It says so here.
I always feel a little weird talking about this. I don’t argue that there are health concerns that can be exacerbated by obesity, but I also would hate to see an extreme emphasis placed on losing weight. Teaching children (and adults) good eating/exercise habits? Cool! But some people are large, and they will be large despite their eating/exercise habits. We have enough fat-shaming.
Interestingly, the AMA also voted to support:
the idea of using revenue from taxes on sugar-sweetened sodas as one way to help pay for obesity-fighting programs. But the group stopped short of fully endorsing such taxes.
I think education is important, but what’s available is more important. Ideally, here needs to be more available, affordable, tasty, ready-to-eat, alternatives to junk food. Kids come home from school hungry, and tired, at least all the kids I know did. They need healthy food available in the cabinet or refrigerator that they can pull out and eat immediately.
Another thought I had on this was assigning health grades to restaurants (AMA or Dietetic Association or? ) and the health grade must be posted at the door. It could be assigned based on criteria such as healthy choice options. And, calories, sat fat, other fat, sugar, and salt content, as well as nutritious value, should identified on menus items. It’s a lot easier to make healthy choices when you know what’s in a meal.
Not impressed with the AMA.
I stopped drinking 3 or 4 cans of Coke every day. I have maybe 2 or 3 a month, the little green bottles, not a Big Gulp. I’ve lost 15 lbs since March.
I realized today that my caffeine intake is way high, and I am considering backing away a little, myself.
Too much caffeine?
I know the feeling.
Yep. That’s it exactly, though this young man seems pretty happy about the whole thing.
I was drinking 2-4 cups of coffee a day and diet soda a few times a week until a few months ago when I cut over to green tea. Now I drink more iced tea and water. My cutting back on caffeine happened so gradually, I almost didn’t notice. For years, I couldn’t imagine starting a morning without coffee. Now, I don’t even think about it. If I did it, you can do it, too.
Whoa! Whoa! Whoa!
Let’s not get all…revolutionary…here.
What’s next? No Bacon!?!
Without caffeine, I am pretty sure I’d just start walking around in slow circles.
Without caffeine I don’t think my bladder would function.
Which reminds me…
I guess I get some caffeine from iced tea.
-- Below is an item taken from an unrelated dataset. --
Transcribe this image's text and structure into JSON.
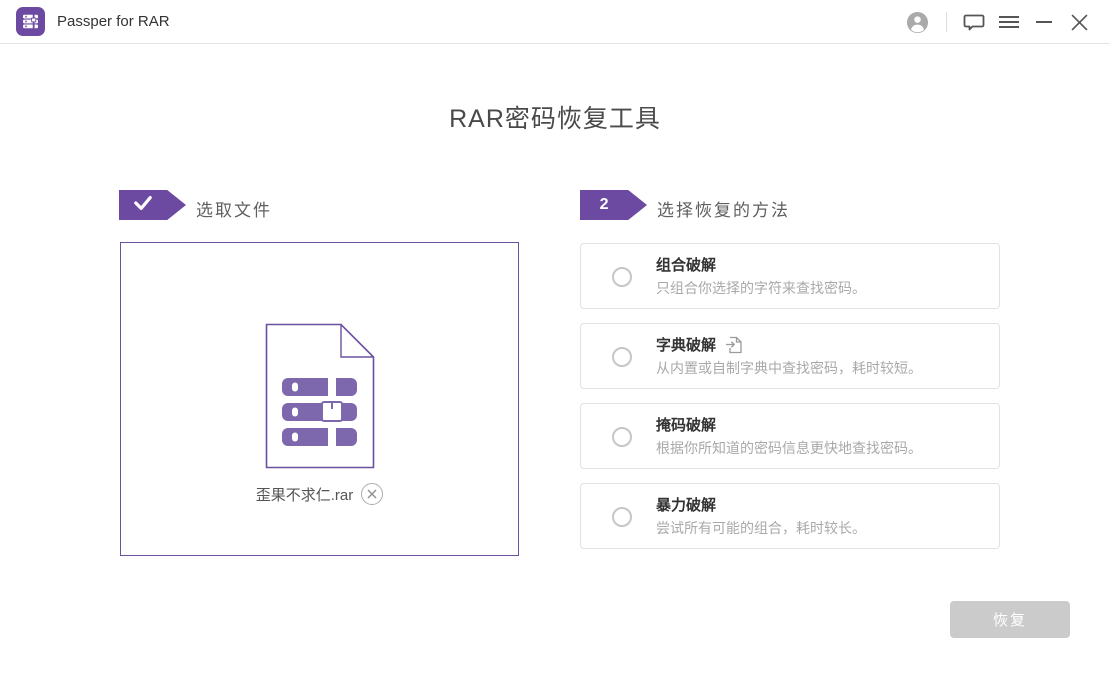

I really didn’t decide on cutting caffeine. I thought more about green tea. Before I knew it, the coffee maker was no longer in use. It just sort of evolved and I’m still alive and kicking. (Actually, around the same time I started eating mostly vegetarian and so, leftover, no bacon, too.) Am I healthier for it? I can’t pass up a chocolate chip cookie, so probably not. And, I wouldn’t pass up a cup of coffee should the occasion be right. I just don’t drink it or need it every day anymore.
I agree that “fat shaming” is totally wrong. It isn’t a matter of immorality or shameful behavior. And I’m sure there is a small percentage of people whose weight problems are caused by unusual genetic or medical situations.
But the medical research results are extensive and quite consistent. As a matter of public health (meaning looking at large populations and not an individual) being overweight is a major medical problem, and being obese is a severe medical problem (both directly and because it often brings on type 2 diabetes, a dangerous condition even if treated). Because of this, the weight problem also is a severe economic problem. And it is rapidly becoming worse.
I hope to hell somebody doesn’t characterize this as the “weight debate” they way they talk about the “climate change debate.” Anybody who tries that should be required to produce credible research showing that obesity is a good thing.
We need to face this problem rationally, both as a society and as individuals. And we need to do it quickly. Otherwise we need to prepare for a lot of unexpected (and unfunded) medical care expenses, premature deaths and gobs of unnecessary suffering.
If somebody is thinking “Easy for him to say. He’s skinny.” No, I’m not; not by a long shot. I have to deal with this, too.
“I hope to hell somebody doesn’t characterize this as the “weight debate” they way they talk about the “climate change debate.” ”
It seems more like a combo of “they’re all just fat lazy overeaters” and “I don’t want no damn nanny state telling me what I can eat / what I can feed MY children.”
Wouldn’t being against nutritional and obesity education for kids be a lot like being against educating kids about the consequences and dangers of smoking, of texting while driving, of binge drinking, etc?
I keep hearing about the nanny state and the right of parents to make the right choices for their kids. The thing is, though, the data is pretty damn clear that parents very commonly do NOT make sound nutritional choices for their kids (or for themselves, either), and THAT results in SOCIETAL and ECONOMIC problems; it is not simply a personal rights issue.
Does somebody have a sensible argument AGAINST nutritional and obesity education? If so, I’d love to hear it.
No, this is not an argument in favor of the state raising kids, etc., etc.
Leave a comment